Physical access attacks are essentially impossible to defeat strictly using software. If an attacker can physically access your machine, your system can be compromised. For instance, physical attacks may consist of using a simple root boot disk, or even just yanking the hard drive. Physical security depends more on the security of the entire building and the room where the system is located.
Local area network attacks are those that originate behind firewalls or network intrusion detection systems. Often, systems are left vulnerable to these sorts of attacks because the internal network is trusted. Even if you consider everyone on your internal network to be implicitly trustworthy, this situation could be exploited later if an attacker breaks through your firewalls into your internal network. They will more easily be able to root other machines on your network instead of having access to only the original machine.
Most admins immediately associate cracker attacks with remote network attacks and spend most of their time defending and preparing their networks against. Many established techniques and tools are designed for this. We'll eventually cover some of these, including firewalls and network intrusion detection systems. Most Denial of Service (DoS) attacks also fall into this category.
How does one prevent, detect, and respond to these events? Let's work from outside in. To prevent remote access attacks, the first step is to keep your operating system patched and up to date. Next, shut down all services that you aren't actively using. These services are likely to fall out of date and later be exploited by the buffer overflow exploit of the week. Linux also has powerful firewalling and Masquerading tools which can make sure only traffic you've approved can be sent in and out of your internal networks.
Detection of ongoing attacks is also extremely important. Although a fledgling security area, Network Intrusion Detection Systems (NIDS) are gaining in capability and popularity. Most operate similar to the way a virus scanner works. You program in signatures of common attacks and the program "sniffs" your network looking for suspicious activity. Unfortunately, it can take some amount of tweaking until the number of false positives falls. Like car alarms, with too many false positives no one pays attention to any alarm.
Our next article will give you step by step instructions on how to set up SNORT, an open-source NIDS with thousands of user contributed signatures. You'll learn how to customize it for the type of network you have.
Local network security is slightly more difficult, but many of the same concepts apply. A switched network with internal fire-walls and "DMZs" can make an insider attack more difficult. Future articles will go more in depth on how to setup ipchains with this configuration, as well as other ways to increase your security.

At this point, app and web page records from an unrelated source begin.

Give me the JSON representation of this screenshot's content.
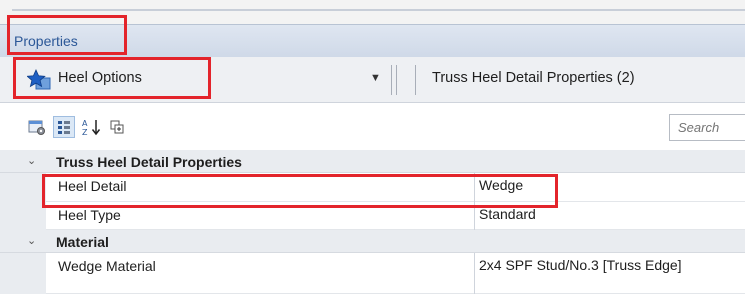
{
  "panel": {
    "title": "Properties"
  },
  "selector": {
    "label": "Heel Options",
    "icon": "star-icon",
    "dropdown_icon": "dropdown-arrow-icon",
    "selection": "Truss Heel Detail Properties (2)"
  },
  "toolbar": {
    "buttons": [
      "property-pages-icon",
      "categorized-icon",
      "sort-alphabetical-icon",
      "expand-icon"
    ],
    "search_placeholder": "Search"
  },
  "grid": {
    "categories": [
      {
        "label": "Truss Heel Detail Properties",
        "properties": [
          {
            "name": "Heel Detail",
            "value": "Wedge"
          },
          {
            "name": "Heel Type",
            "value": "Standard"
          }
        ]
      },
      {
        "label": "Material",
        "properties": [
          {
            "name": "Wedge Material",
            "value": "2x4 SPF Stud/No.3 [Truss Edge]"
          }
        ]
      }
    ]
  },
  "colors": {
    "highlight": "#e3242b",
    "accent": "#2b5797",
    "star": "#1e5fc4"
  }
}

Physical security is mostly beyond the scope of these articles. Beyond putting a BIOS password, adding a password to your lilo prompt, and controlling access to the hardware, ultimately if an attacker can get physical access to the machine, he can have root access.
Tune in next time for our SNORT tutorial!